The great-grandmother of two-year-old Nevaeh Ager called 111 on the evening of Wednesday, March 20, 2019, with concerns about her granddaughter’s partner, Aaron Izett, and the wellbeing of her great-grandchild in his care.
But she was advised that Police did not have the power to intervene or remove Nevaeh from the Maketu property as she and her husband did not have custody.
The following morning the Police received a number of calls about concerning behaviour at the same address, which led to the discovery of Nevaeh’s body in a nearby estuary.
The authority found the 111 call was not handled in accordance with Police policy, standard operating procedures and good practice.
It found the call taker coded the event incorrectly, gave inaccurate advice and failed to record detail that may have affected the Police response.
Dispatchers also failed to conduct the appropriate checks and pass on relevant information.
“We let Nevaeh and her family down,” Assistant Police Commissioner Tusha Penny says.
Police 'deeply sorry'
“Had the information from the 111 call been properly recorded and shared, police may have had an opportunity to intervene.
“We will never know whether we could have prevented this tragic outcome, and for this we are deeply sorry.
“Police come to work every day to keep our communities safe but on this occasion, we could and should have done more.
“Police met Nevaeh’s family yesterday to apologise in person and discuss the Police response to the authority’s findings.”
The call taker and dispatchers involved are receiving support and training to ensure they are better equipped to respond to future incidents.
The dispatchers also agreed to share their experience and lessons learned with others in the role.

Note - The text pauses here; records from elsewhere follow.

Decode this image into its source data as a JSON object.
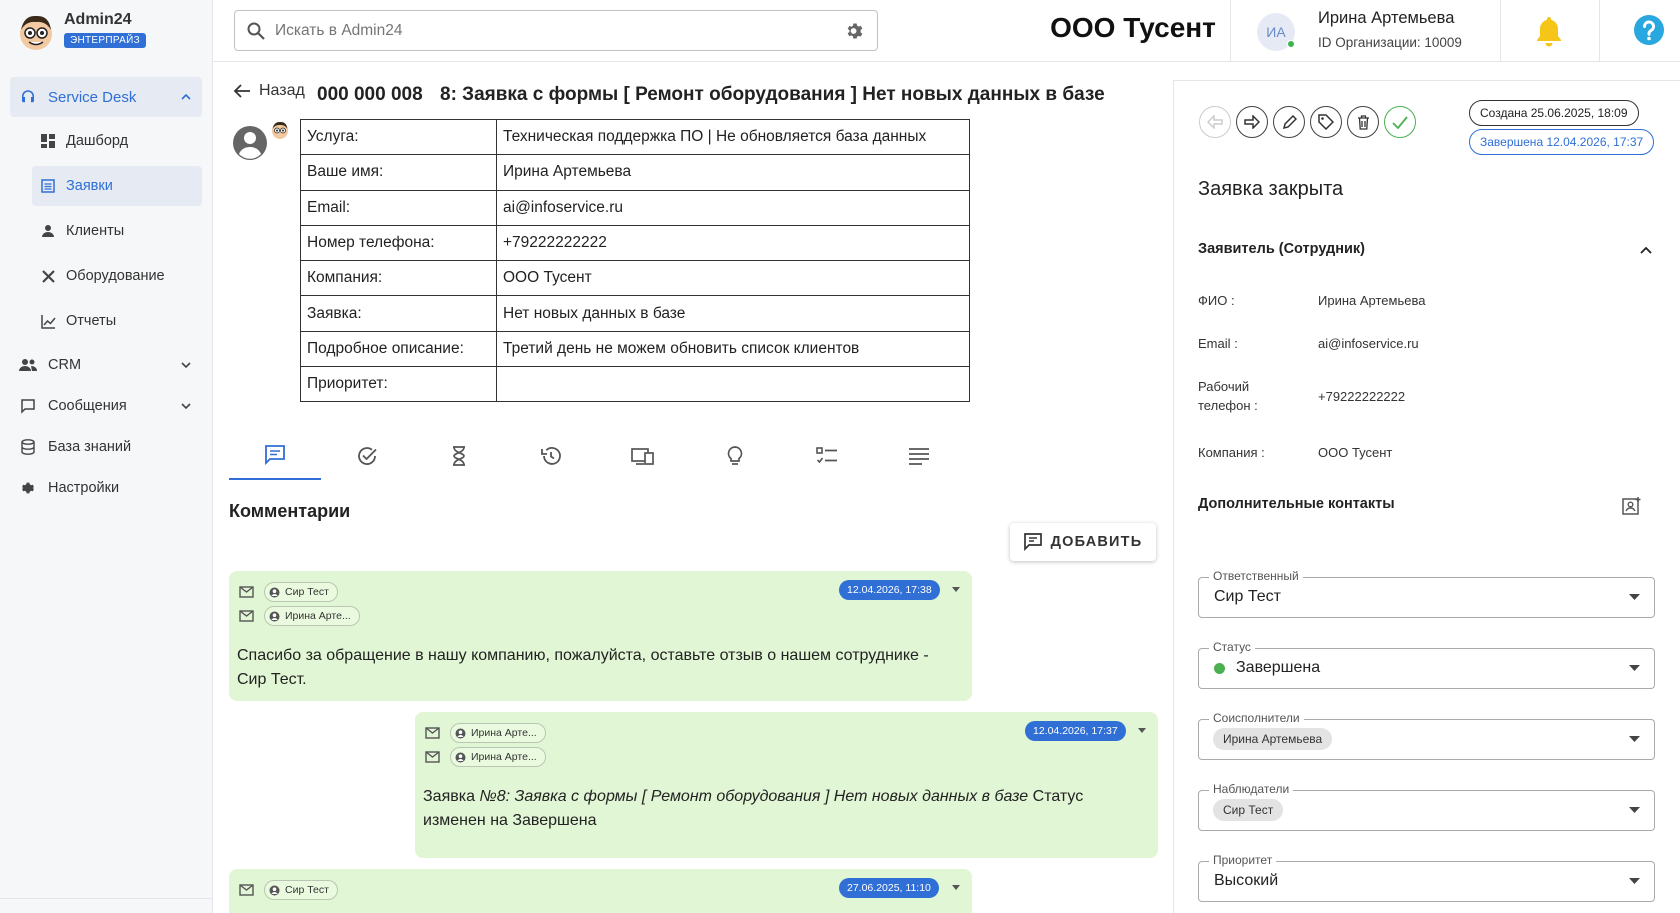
{
  "sidebar": {
    "brand": "Admin24",
    "plan": "ЭНТЕРПРАЙЗ",
    "service_desk": "Service Desk",
    "sub_items": [
      {
        "label": "Дашборд"
      },
      {
        "label": "Заявки"
      },
      {
        "label": "Клиенты"
      },
      {
        "label": "Оборудование"
      },
      {
        "label": "Отчеты"
      }
    ],
    "top_items": [
      {
        "label": "CRM"
      },
      {
        "label": "Сообщения"
      },
      {
        "label": "База знаний"
      },
      {
        "label": "Настройки"
      }
    ]
  },
  "header": {
    "search_placeholder": "Искать в Admin24",
    "org_title": "ООО Тусент",
    "avatar_initials": "ИА",
    "user_name": "Ирина Артемьева",
    "user_org": "ID Организации: 10009"
  },
  "ticket": {
    "back_label": "Назад",
    "number": "000 000 008",
    "title": "8: Заявка с формы [ Ремонт оборудования ] Нет новых данных в базе",
    "rows": [
      {
        "key": "Услуга:",
        "value": "Техническая поддержка ПО | Не обновляется база данных"
      },
      {
        "key": "Ваше имя:",
        "value": "Ирина Артемьева"
      },
      {
        "key": "Email:",
        "value": "ai@infoservice.ru"
      },
      {
        "key": "Номер телефона:",
        "value": "+79222222222"
      },
      {
        "key": "Компания:",
        "value": "ООО Тусент"
      },
      {
        "key": "Заявка:",
        "value": "Нет новых данных в базе"
      },
      {
        "key": "Подробное описание:",
        "value": "Третий день не можем обновить список клиентов"
      },
      {
        "key": "Приоритет:",
        "value": ""
      }
    ]
  },
  "comments_section": {
    "title": "Комментарии",
    "add_label": "ДОБАВИТЬ",
    "comments": [
      {
        "from": "Сир Тест",
        "to": "Ирина Арте...",
        "date": "12.04.2026, 17:38",
        "text": "Спасибо за обращение в нашу компанию, пожалуйста, оставьте отзыв о нашем сотруднике - Сир Тест."
      },
      {
        "from": "Ирина Арте...",
        "to": "Ирина Арте...",
        "date": "12.04.2026, 17:37",
        "text_prefix": "Заявка ",
        "text_italic": "№8: Заявка с формы [ Ремонт оборудования ] Нет новых данных в базе",
        "text_suffix": " Статус изменен на Завершена"
      },
      {
        "from": "Сир Тест",
        "date": "27.06.2025, 11:10"
      }
    ]
  },
  "panel": {
    "created": "Создана 25.06.2025, 18:09",
    "completed": "Завершена 12.04.2026, 17:37",
    "closed_title": "Заявка закрыта",
    "applicant_title": "Заявитель (Сотрудник)",
    "fields": [
      {
        "key": "ФИО :",
        "value": "Ирина Артемьева"
      },
      {
        "key": "Email :",
        "value": "ai@infoservice.ru"
      },
      {
        "key": "Рабочий телефон :",
        "value": "+79222222222"
      },
      {
        "key": "Компания :",
        "value": "ООО Тусент"
      }
    ],
    "extra_contacts": "Дополнительные контакты",
    "selects": {
      "responsible": {
        "label": "Ответственный",
        "value": "Сир Тест"
      },
      "status": {
        "label": "Статус",
        "value": "Завершена"
      },
      "coexec": {
        "label": "Соисполнители",
        "value": "Ирина Артемьева"
      },
      "observers": {
        "label": "Наблюдатели",
        "value": "Сир Тест"
      },
      "priority": {
        "label": "Приоритет",
        "value": "Высокий"
      }
    }
  },
  "colors": {
    "accent": "#2f6fd6",
    "comment_bg": "#e1f6d4",
    "success": "#4caf50",
    "bell": "#f5c518",
    "help": "#29a8e0"
  }
}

Aaron Izett was this month convicted of Nevaeh’s murder.
He is due to be sentenced in February.